Consequences of a Poor Diet
- A poor diet can lead to energy imbalance and can increase one’s risk for becoming overweight and obesity.
- A poor diet can increase the risk certain cancers, such as lung, esophageal, stomach, colorectal, and prostate cancers.
- Individuals who eat fast food one or more times per week are at increased risk for weight gain and obesity.
- Drinking sugar-sweetened beverages can result in weight gain, overweight, and obesity.
- Hunger and food insecurity (i.e., reduced food intake and disrupted eating patterns because a household lacks money and other resources for food) might increase the risk for lower dietary quality and undernutrition. In turn, malnutrition can negatively affect overall health, cognitive development, and school performance.
These alarming trends have been a catalyst for Kathryn Kemp Guylay to create a fun and engaging book for young children called Give It A Go, Eat a Rainbow.
“Over the last decade, I have been teaching kids and parents how to live more energized lives by eating healthy meals and snacks,” explains the bestselling author and certified nutritional counselor. “One of the easiest ways to boost the nutritional value of meals and snacks is to incorporate more fruits and veggies,” explains Kemp Guylay.

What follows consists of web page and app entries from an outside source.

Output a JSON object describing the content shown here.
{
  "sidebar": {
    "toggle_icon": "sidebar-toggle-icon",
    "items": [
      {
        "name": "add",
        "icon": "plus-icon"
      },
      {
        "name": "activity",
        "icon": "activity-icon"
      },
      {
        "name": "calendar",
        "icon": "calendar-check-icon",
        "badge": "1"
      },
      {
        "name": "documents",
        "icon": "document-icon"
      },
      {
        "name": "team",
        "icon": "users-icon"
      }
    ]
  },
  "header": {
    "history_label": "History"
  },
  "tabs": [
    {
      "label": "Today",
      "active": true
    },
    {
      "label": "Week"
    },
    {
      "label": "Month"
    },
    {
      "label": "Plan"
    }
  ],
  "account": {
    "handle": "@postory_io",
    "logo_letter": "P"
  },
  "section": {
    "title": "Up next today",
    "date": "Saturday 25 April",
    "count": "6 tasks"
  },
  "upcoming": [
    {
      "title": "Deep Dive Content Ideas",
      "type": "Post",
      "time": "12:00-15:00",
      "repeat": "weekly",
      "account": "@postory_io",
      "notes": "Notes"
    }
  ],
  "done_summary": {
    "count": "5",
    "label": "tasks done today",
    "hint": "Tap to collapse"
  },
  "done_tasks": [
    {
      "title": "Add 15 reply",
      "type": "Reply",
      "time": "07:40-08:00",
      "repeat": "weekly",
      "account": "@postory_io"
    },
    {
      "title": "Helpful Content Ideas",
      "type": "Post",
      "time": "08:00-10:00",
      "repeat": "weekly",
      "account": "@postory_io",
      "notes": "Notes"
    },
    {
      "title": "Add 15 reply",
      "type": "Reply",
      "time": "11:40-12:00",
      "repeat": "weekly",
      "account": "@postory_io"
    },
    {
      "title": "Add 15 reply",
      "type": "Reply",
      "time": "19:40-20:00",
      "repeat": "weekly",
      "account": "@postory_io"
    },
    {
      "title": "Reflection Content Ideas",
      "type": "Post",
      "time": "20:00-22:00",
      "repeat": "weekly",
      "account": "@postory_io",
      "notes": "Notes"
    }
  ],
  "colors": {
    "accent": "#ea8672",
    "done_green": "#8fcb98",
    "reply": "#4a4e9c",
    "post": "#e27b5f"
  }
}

A “rainbow” of colorful fruits and veggies ensures that all of the health-enhancing micronutrients support the entire body. “Kids and adults are motivated by the word ‘energy,’ and the messaging in the book is all about energy and how to get more of it. Kids don’t really care about cardiovascular disease and morbidity factors. But if they can run faster and do well in school? That’s the kind of messaging that will reach kids with the greatest impact,” she says.